For our third day of the reading of The Book of the Law, we once again found our familiar spot on the grassy grounds of the Mena House. Frater Hrumachis again performed an opening invocation, incense was lit and we read the Third Chapter, going around the circle until, it too, was completed. It had all seemed too short. We passed around our individual Books of the Law to have everyone sign the others, to commemorate the occasion. Even within the short time that we had met, we could sense such a strong bond between us all. Many had tears in their eyes as we shared hugs of brother and sisterhood.
Midday Resh was performed and we all went to lunch again. After that, most everyone decided to reassemble downtown at the Cairo Museum to once again look upon the Stele of Revealing. Brother Gordon and Sister Rhonda had done some research upon arriving earlier in Egypt, to learn that the Stele of Revealing had been discovered in a cache in the village of Gournah, where it had been moved from its original location in a hillside tomb near the Temple of Hatshepsut, which lies just south of the Valley of the Kings. It was the intention of our group to be able to get into the glass case where it was on display and be able to look at its reverse side. However, the director of that section of the museum was on vacation, so it was not allowed.

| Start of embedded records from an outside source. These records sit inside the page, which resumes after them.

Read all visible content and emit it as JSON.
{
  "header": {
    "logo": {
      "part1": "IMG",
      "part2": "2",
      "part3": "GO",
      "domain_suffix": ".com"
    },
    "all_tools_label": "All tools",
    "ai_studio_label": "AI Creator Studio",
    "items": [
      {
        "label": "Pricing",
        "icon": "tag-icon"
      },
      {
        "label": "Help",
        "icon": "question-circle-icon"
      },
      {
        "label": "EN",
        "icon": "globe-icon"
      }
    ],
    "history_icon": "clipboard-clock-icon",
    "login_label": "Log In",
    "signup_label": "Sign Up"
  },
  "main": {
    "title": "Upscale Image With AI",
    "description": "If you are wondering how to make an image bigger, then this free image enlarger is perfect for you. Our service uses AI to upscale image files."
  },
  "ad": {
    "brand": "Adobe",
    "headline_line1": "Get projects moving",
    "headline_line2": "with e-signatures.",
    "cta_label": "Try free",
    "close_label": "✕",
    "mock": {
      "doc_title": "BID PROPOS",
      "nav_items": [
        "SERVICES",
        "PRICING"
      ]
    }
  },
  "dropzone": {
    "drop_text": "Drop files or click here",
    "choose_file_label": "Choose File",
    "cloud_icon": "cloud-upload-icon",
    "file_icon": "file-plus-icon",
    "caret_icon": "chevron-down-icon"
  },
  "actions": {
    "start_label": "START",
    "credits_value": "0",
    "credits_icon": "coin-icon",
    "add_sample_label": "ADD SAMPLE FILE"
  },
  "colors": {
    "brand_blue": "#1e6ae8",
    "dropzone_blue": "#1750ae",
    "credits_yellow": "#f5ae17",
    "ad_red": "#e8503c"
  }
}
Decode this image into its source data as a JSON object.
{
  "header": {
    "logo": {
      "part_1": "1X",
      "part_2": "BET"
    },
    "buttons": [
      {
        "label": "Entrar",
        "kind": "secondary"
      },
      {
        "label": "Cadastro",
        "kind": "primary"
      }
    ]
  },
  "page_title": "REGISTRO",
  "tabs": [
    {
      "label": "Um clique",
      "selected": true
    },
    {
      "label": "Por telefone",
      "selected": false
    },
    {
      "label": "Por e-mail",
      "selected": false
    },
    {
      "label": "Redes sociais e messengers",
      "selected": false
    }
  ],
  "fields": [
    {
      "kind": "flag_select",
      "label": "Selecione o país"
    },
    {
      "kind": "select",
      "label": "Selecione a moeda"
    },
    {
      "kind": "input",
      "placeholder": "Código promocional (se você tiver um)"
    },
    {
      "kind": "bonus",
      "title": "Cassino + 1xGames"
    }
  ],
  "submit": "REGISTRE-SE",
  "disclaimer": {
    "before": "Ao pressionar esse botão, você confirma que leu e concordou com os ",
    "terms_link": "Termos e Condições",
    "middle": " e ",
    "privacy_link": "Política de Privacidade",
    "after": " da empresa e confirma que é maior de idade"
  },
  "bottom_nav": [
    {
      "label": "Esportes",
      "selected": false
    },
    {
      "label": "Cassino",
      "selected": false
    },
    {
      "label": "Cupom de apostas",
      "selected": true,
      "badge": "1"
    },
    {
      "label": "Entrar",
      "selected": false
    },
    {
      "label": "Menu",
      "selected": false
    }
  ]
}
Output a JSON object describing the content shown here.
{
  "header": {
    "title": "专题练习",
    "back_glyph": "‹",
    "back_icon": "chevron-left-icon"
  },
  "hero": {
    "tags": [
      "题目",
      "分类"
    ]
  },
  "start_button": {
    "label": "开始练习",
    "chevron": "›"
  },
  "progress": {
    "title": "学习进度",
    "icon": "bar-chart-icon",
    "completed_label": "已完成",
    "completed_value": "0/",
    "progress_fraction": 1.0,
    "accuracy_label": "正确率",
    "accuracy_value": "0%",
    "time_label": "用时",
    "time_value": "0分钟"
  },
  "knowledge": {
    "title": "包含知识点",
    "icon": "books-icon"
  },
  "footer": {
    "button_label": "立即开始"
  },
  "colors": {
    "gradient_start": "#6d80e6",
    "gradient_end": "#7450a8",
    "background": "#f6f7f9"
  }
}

This last day for many on the pilgrimage still held a surprise, for everyone was about to be shown something we didn’t even know still existed, the coffin of Ankh-af-na-khonsu! Sister Xenia had been the one to find it in a side hall of the Egyptian Museum. Sure enough, there was a nameplate with his name and the date said it was from the XXVI Dynasty, the same as the Stele. The color was very good on the outside, the lacquer-like finish giving it a golden-orange color. Time and its transport had created chips off of the colorfully painted plaster and cracks had developed, but the overall effect was impressive. What a wonder to behold a painting of what once resembled the look of this unique individual. Finally, a face to go with his mysterious words!
The trip for everyone had finally come to an end, though too soon. Deep friendships had been formed. A taste for mystery had been rewarded. We had not only seen the Stele of Revealing, we had seen the Priest of the Prince’s last resting sarcophagus. The sacred truths that we had wanted to be sure of, had been confirmed. And like most pilgrims who answer to the call of spiritual yearning, the holiness and the mystery had found its way within us, and we would never be the same again.